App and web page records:

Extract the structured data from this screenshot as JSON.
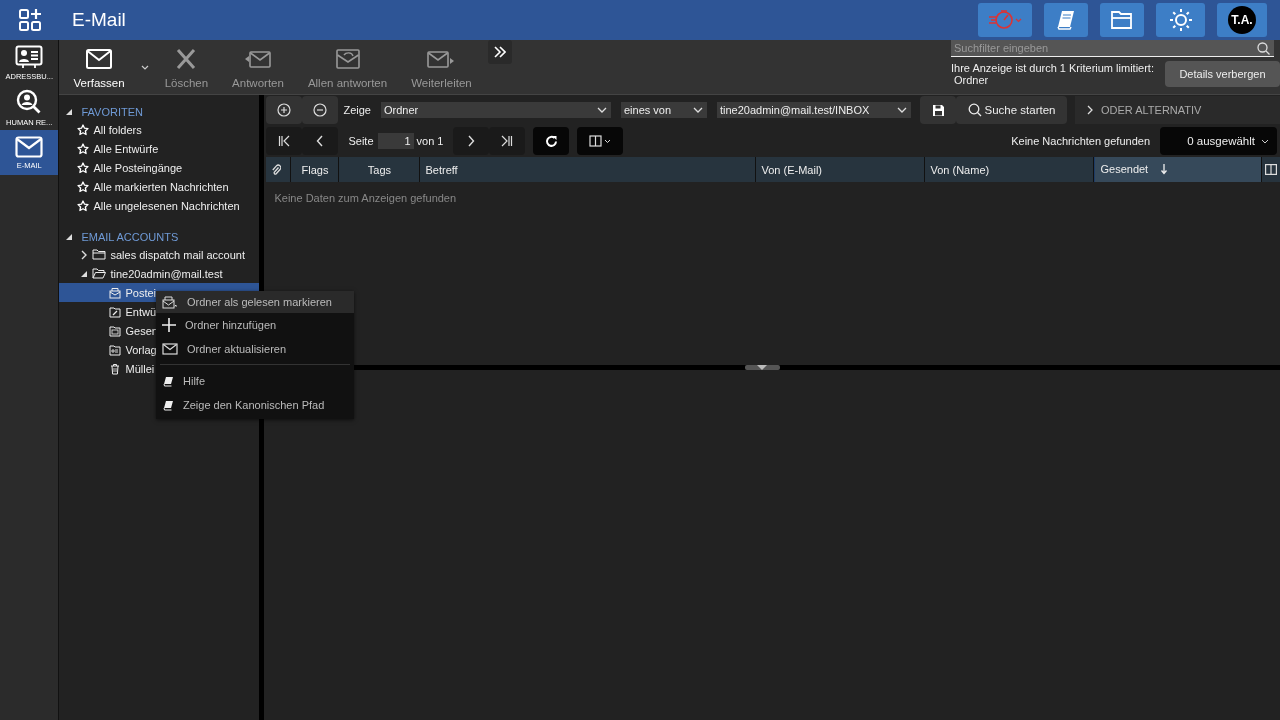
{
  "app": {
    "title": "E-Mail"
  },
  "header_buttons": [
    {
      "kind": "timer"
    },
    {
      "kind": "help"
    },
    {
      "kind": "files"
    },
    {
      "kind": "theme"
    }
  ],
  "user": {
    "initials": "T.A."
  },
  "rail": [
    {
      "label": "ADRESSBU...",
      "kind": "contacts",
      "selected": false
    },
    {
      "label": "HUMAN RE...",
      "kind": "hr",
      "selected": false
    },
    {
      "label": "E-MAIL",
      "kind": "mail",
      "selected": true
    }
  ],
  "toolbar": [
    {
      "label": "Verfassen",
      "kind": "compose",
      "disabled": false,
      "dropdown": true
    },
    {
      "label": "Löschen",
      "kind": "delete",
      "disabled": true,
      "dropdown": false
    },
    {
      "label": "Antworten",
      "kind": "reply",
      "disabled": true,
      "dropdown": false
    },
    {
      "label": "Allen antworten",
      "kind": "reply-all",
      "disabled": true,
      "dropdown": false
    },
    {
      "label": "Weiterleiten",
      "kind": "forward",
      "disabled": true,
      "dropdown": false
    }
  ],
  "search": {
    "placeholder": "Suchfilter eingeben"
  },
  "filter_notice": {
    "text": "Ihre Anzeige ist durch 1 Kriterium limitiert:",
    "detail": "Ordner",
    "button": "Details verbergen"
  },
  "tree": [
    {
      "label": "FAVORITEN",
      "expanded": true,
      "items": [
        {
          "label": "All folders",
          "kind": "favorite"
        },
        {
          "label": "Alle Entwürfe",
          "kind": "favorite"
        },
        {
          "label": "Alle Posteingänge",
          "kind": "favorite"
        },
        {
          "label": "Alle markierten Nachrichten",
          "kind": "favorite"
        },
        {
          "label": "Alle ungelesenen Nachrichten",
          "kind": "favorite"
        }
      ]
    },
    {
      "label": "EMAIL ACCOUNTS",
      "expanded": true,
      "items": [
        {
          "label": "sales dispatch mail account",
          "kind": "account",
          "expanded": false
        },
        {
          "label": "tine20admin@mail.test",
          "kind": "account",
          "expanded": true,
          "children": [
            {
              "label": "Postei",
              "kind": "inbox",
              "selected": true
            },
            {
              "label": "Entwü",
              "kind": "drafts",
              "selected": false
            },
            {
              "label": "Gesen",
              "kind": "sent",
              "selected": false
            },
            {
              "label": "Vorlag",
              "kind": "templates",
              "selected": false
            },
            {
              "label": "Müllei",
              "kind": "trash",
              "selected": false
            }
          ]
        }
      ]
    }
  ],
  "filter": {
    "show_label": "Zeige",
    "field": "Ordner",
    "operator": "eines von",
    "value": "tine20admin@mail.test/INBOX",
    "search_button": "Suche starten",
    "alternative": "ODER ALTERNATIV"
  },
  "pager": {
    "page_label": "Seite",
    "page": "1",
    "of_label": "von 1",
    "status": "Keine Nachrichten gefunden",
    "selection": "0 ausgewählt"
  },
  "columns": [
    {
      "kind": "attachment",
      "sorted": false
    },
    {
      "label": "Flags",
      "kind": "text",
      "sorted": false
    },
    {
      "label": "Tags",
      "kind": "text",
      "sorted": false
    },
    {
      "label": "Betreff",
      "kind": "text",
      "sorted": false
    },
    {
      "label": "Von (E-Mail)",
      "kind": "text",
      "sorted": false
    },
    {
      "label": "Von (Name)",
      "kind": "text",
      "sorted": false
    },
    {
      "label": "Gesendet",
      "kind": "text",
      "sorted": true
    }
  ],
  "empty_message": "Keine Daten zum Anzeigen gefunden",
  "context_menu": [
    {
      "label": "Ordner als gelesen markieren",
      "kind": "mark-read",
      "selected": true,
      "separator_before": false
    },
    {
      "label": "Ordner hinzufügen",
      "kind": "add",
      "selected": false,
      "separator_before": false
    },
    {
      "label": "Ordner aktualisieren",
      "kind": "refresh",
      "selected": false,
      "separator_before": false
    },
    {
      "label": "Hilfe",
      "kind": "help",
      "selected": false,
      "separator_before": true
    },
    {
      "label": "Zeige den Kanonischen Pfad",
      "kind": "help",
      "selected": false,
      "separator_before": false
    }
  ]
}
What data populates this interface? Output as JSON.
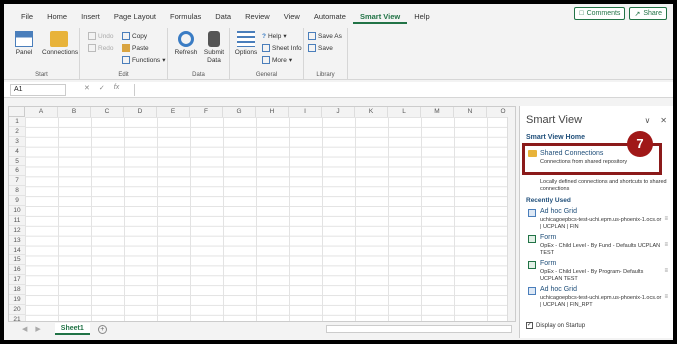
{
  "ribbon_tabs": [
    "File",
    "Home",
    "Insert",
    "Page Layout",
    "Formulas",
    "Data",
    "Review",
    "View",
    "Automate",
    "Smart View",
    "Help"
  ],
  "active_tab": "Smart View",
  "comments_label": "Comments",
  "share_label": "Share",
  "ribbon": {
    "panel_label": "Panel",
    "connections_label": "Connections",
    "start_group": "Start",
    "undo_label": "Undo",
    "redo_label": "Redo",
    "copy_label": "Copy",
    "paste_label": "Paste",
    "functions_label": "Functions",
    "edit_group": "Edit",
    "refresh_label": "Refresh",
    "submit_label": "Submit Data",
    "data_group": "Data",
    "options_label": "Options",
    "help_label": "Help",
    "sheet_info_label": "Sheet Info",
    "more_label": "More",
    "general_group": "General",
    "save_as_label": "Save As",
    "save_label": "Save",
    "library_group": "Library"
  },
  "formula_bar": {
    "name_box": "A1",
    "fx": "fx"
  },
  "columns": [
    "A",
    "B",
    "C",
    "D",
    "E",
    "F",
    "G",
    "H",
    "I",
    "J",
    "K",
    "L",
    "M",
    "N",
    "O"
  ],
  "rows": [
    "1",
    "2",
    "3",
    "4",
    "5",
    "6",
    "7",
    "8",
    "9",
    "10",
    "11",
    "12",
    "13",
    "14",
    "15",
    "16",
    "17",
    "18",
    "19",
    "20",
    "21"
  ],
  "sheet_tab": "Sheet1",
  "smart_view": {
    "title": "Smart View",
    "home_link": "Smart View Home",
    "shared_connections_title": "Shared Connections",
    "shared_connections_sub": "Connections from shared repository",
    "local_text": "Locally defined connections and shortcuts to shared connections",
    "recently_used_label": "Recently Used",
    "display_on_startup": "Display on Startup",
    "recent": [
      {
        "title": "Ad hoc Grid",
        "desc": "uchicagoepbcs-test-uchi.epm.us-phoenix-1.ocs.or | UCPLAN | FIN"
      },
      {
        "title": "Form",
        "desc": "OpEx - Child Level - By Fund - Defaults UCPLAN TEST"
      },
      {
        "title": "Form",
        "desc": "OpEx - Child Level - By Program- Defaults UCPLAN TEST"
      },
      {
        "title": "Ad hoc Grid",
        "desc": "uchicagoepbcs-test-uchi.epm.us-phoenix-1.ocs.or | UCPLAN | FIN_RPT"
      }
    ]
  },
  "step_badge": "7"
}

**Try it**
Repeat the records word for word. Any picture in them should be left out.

**Your solution**
Extract the structured data from this screenshot as JSON.
{
  "app": {
    "title": "E-Mail"
  },
  "header_buttons": [
    {
      "kind": "timer"
    },
    {
      "kind": "help"
    },
    {
      "kind": "files"
    },
    {
      "kind": "theme"
    }
  ],
  "user": {
    "initials": "T.A."
  },
  "rail": [
    {
      "label": "ADRESSBU...",
      "kind": "contacts",
      "selected": false
    },
    {
      "label": "HUMAN RE...",
      "kind": "hr",
      "selected": false
    },
    {
      "label": "E-MAIL",
      "kind": "mail",
      "selected": true
    }
  ],
  "toolbar": [
    {
      "label": "Verfassen",
      "kind": "compose",
      "disabled": false,
      "dropdown": true
    },
    {
      "label": "Löschen",
      "kind": "delete",
      "disabled": true,
      "dropdown": false
    },
    {
      "label": "Antworten",
      "kind": "reply",
      "disabled": true,
      "dropdown": false
    },
    {
      "label": "Allen antworten",
      "kind": "reply-all",
      "disabled": true,
      "dropdown": false
    },
    {
      "label": "Weiterleiten",
      "kind": "forward",
      "disabled": true,
      "dropdown": false
    }
  ],
  "search": {
    "placeholder": "Suchfilter eingeben"
  },
  "filter_notice": {
    "text": "Ihre Anzeige ist durch 1 Kriterium limitiert:",
    "detail": "Ordner",
    "button": "Details verbergen"
  },
  "tree": [
    {
      "label": "FAVORITEN",
      "expanded": true,
      "items": [
        {
          "label": "All folders",
          "kind": "favorite"
        },
        {
          "label": "Alle Entwürfe",
          "kind": "favorite"
        },
        {
          "label": "Alle Posteingänge",
          "kind": "favorite"
        },
        {
          "label": "Alle markierten Nachrichten",
          "kind": "favorite"
        },
        {
          "label": "Alle ungelesenen Nachrichten",
          "kind": "favorite"
        }
      ]
    },
    {
      "label": "EMAIL ACCOUNTS",
      "expanded": true,
      "items": [
        {
          "label": "sales dispatch mail account",
          "kind": "account",
          "expanded": false
        },
        {
          "label": "tine20admin@mail.test",
          "kind": "account",
          "expanded": true,
          "children": [
            {
              "label": "Postei",
              "kind": "inbox",
              "selected": true
            },
            {
              "label": "Entwü",
              "kind": "drafts",
              "selected": false
            },
            {
              "label": "Gesen",
              "kind": "sent",
              "selected": false
            },
            {
              "label": "Vorlag",
              "kind": "templates",
              "selected": false
            },
            {
              "label": "Müllei",
              "kind": "trash",
              "selected": false
            }
          ]
        }
      ]
    }
  ],
  "filter": {
    "show_label": "Zeige",
    "field": "Ordner",
    "operator": "eines von",
    "value": "tine20admin@mail.test/INBOX",
    "search_button": "Suche starten",
    "alternative": "ODER ALTERNATIV"
  },
  "pager": {
    "page_label": "Seite",
    "page": "1",
    "of_label": "von 1",
    "status": "Keine Nachrichten gefunden",
    "selection": "0 ausgewählt"
  },
  "columns": [
    {
      "kind": "attachment",
      "sorted": false
    },
    {
      "label": "Flags",
      "kind": "text",
      "sorted": false
    },
    {
      "label": "Tags",
      "kind": "text",
      "sorted": false
    },
    {
      "label": "Betreff",
      "kind": "text",
      "sorted": false
    },
    {
      "label": "Von (E-Mail)",
      "kind": "text",
      "sorted": false
    },
    {
      "label": "Von (Name)",
      "kind": "text",
      "sorted": false
    },
    {
      "label": "Gesendet",
      "kind": "text",
      "sorted": true
    }
  ],
  "empty_message": "Keine Daten zum Anzeigen gefunden",
  "context_menu": [
    {
      "label": "Ordner als gelesen markieren",
      "kind": "mark-read",
      "selected": true,
      "separator_before": false
    },
    {
      "label": "Ordner hinzufügen",
      "kind": "add",
      "selected": false,
      "separator_before": false
    },
    {
      "label": "Ordner aktualisieren",
      "kind": "refresh",
      "selected": false,
      "separator_before": false
    },
    {
      "label": "Hilfe",
      "kind": "help",
      "selected": false,
      "separator_before": true
    },
    {
      "label": "Zeige den Kanonischen Pfad",
      "kind": "help",
      "selected": false,
      "separator_before": false
    }
  ]
}
What data populates this interface? Output as JSON.
{
  "ribbon_tabs": [
    "File",
    "Home",
    "Insert",
    "Page Layout",
    "Formulas",
    "Data",
    "Review",
    "View",
    "Automate",
    "Smart View",
    "Help"
  ],
  "active_tab": "Smart View",
  "comments_label": "Comments",
  "share_label": "Share",
  "ribbon": {
    "panel_label": "Panel",
    "connections_label": "Connections",
    "start_group": "Start",
    "undo_label": "Undo",
    "redo_label": "Redo",
    "copy_label": "Copy",
    "paste_label": "Paste",
    "functions_label": "Functions",
    "edit_group": "Edit",
    "refresh_label": "Refresh",
    "submit_label": "Submit Data",
    "data_group": "Data",
    "options_label": "Options",
    "help_label": "Help",
    "sheet_info_label": "Sheet Info",
    "more_label": "More",
    "general_group": "General",
    "save_as_label": "Save As",
    "save_label": "Save",
    "library_group": "Library"
  },
  "formula_bar": {
    "name_box": "A1",
    "fx": "fx"
  },
  "columns": [
    "A",
    "B",
    "C",
    "D",
    "E",
    "F",
    "G",
    "H",
    "I",
    "J",
    "K",
    "L",
    "M",
    "N",
    "O"
  ],
  "rows": [
    "1",
    "2",
    "3",
    "4",
    "5",
    "6",
    "7",
    "8",
    "9",
    "10",
    "11",
    "12",
    "13",
    "14",
    "15",
    "16",
    "17",
    "18",
    "19",
    "20",
    "21"
  ],
  "sheet_tab": "Sheet1",
  "smart_view": {
    "title": "Smart View",
    "home_link": "Smart View Home",
    "shared_connections_title": "Shared Connections",
    "shared_connections_sub": "Connections from shared repository",
    "local_text": "Locally defined connections and shortcuts to shared connections",
    "recently_used_label": "Recently Used",
    "display_on_startup": "Display on Startup",
    "recent": [
      {
        "title": "Ad hoc Grid",
        "desc": "uchicagoepbcs-test-uchi.epm.us-phoenix-1.ocs.or | UCPLAN | FIN"
      },
      {
        "title": "Form",
        "desc": "OpEx - Child Level - By Fund - Defaults UCPLAN TEST"
      },
      {
        "title": "Form",
        "desc": "OpEx - Child Level - By Program- Defaults UCPLAN TEST"
      },
      {
        "title": "Ad hoc Grid",
        "desc": "uchicagoepbcs-test-uchi.epm.us-phoenix-1.ocs.or | UCPLAN | FIN_RPT"
      }
    ]
  },
  "step_badge": "7"
}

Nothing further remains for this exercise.